This evidentiary lacuna also problematizes Cann’s examination of the campaign to win the “hearts and minds” of the colonized population. While he correctly asserts that the political component of any counterinsurgency campaign is crucial, readers are presented with examples of the Portuguese opening new schools and clinics and vague and unsubstantiated allusions to “trust-building” and “new political and economic freedoms and financial prosperity” that the indigenous population was supposedly enjoying in the 1960s and 70s as evidence of Portuguese success on this front. If the population was the ultimate prize, as Cann compellingly argues, he doesn’t make a strong enough case or supply sufficient evidence to convince us that the Portuguese actually won this battle. In fact, most scholars of Africa will object to Cann’s broader portrayal of the colonized population’s relationship with both the colonial regime and the liberation movements. In this version, the Portuguese navy was comprised of “humane explorers, agents of bringing improvements to the lives of those whom they met,” heroically “protecting and supporting” indigenous communities against the insurgents, who aimed to “intimidate and subvert” them. In practice, repression at the hands of the Portuguese via violent pacification campaigns, brutal forced labor schemes and unremitting vigilance is what sparked the insurgencies in the first place; the time was well past when allegedly “humane” measures could turn the local population against their brothers-in-arms who were busy trying to remove the colonial yoke. Cann also extends his decidedly Cold War-inspired analysis to those neighboring nations that provided sanctuary to the insurgent movements. While the author’s strategic and military assessments of this support are insightful, he needlessly denigrates the sympathizing African heads of state, including Touré in Guinée, Kaunda in Zambia and Nyerere in Tanzania. For all of the dashed dreams, broken promises and ill-fated economic manipulation for which post-independence African leaders were responsible, the reality remains that Portugal oversaw the marginalization and devastation of African populations more intensely, more thoroughly and for a much longer time than did any of these indigenous administrations. Innumerable typos also detracted from the book, though this fault rests with the publisher, not the author.

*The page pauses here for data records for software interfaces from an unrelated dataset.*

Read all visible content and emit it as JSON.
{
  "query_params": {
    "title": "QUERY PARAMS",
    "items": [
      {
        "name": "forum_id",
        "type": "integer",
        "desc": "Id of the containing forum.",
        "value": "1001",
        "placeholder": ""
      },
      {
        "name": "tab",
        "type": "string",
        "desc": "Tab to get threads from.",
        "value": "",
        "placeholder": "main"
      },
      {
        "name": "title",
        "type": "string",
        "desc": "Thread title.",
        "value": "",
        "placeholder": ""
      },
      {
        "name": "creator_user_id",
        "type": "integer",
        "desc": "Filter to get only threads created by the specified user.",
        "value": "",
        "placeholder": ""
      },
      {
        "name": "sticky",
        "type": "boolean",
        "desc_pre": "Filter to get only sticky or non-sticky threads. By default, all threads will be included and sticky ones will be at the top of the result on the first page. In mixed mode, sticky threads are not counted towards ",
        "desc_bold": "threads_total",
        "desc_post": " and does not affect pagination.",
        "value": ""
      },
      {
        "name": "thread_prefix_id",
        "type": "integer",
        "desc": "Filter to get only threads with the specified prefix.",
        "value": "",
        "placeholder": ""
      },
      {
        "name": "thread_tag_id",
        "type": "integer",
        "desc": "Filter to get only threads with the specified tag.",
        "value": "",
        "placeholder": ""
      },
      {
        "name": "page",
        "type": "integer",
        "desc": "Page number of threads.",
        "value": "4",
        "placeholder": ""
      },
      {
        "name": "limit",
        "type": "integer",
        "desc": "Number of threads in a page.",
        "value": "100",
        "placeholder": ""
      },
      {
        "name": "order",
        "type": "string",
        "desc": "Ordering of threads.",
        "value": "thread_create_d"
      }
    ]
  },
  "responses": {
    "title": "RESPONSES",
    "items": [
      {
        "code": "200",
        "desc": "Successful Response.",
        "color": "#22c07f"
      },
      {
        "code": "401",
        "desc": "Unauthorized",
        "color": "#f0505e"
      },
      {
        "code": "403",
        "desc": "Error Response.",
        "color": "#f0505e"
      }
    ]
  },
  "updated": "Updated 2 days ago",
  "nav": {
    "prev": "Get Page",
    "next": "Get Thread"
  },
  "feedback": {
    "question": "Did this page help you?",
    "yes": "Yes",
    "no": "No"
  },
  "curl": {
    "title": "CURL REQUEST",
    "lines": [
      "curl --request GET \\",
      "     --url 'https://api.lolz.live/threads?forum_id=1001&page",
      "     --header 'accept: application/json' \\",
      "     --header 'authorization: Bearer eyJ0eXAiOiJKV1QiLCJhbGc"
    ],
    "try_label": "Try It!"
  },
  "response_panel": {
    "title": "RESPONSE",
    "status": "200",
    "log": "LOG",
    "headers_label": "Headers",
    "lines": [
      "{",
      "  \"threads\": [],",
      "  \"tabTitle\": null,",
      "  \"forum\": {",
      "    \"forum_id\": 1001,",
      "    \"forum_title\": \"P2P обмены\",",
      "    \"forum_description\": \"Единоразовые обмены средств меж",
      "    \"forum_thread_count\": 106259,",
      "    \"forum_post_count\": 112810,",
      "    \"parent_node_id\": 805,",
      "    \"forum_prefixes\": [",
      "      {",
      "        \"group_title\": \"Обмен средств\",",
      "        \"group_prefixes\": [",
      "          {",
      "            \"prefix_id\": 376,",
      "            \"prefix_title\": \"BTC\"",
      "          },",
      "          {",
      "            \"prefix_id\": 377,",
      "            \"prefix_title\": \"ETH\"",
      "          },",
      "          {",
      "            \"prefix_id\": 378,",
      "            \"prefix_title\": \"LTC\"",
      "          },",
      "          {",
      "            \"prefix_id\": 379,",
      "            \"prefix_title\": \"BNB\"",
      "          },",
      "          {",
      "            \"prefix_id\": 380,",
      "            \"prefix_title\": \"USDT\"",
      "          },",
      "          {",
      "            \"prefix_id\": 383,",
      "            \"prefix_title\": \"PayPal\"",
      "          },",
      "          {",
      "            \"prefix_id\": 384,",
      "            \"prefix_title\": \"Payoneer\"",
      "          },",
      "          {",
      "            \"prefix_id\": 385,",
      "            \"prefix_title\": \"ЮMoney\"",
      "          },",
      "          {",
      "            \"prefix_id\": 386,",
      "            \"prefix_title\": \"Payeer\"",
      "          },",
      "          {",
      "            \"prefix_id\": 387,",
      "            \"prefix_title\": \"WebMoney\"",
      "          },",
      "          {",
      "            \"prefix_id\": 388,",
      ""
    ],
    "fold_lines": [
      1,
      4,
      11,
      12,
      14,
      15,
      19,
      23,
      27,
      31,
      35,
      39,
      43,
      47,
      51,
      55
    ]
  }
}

Cann’s book is at its best when it focuses on the naval campaign and the remarkable exploits of this undermanned and underfunded branch of the Portuguese military. Detailed accounts of the navy’s endeavors in northern Angola in the wake of the 1961 uprising in the colony and the superb reconstruction of the invasion of Conakry in 1970 – Operation Mar Verde – are but two examples of what render the book such a valuable scholarly contribution. Thankfully, the majority of the book stays true to its primary purpose, featuring only occasional tangents to distract the reader from the otherwise interesting and well-organized narrative.
Todd Cleveland University of Minnesota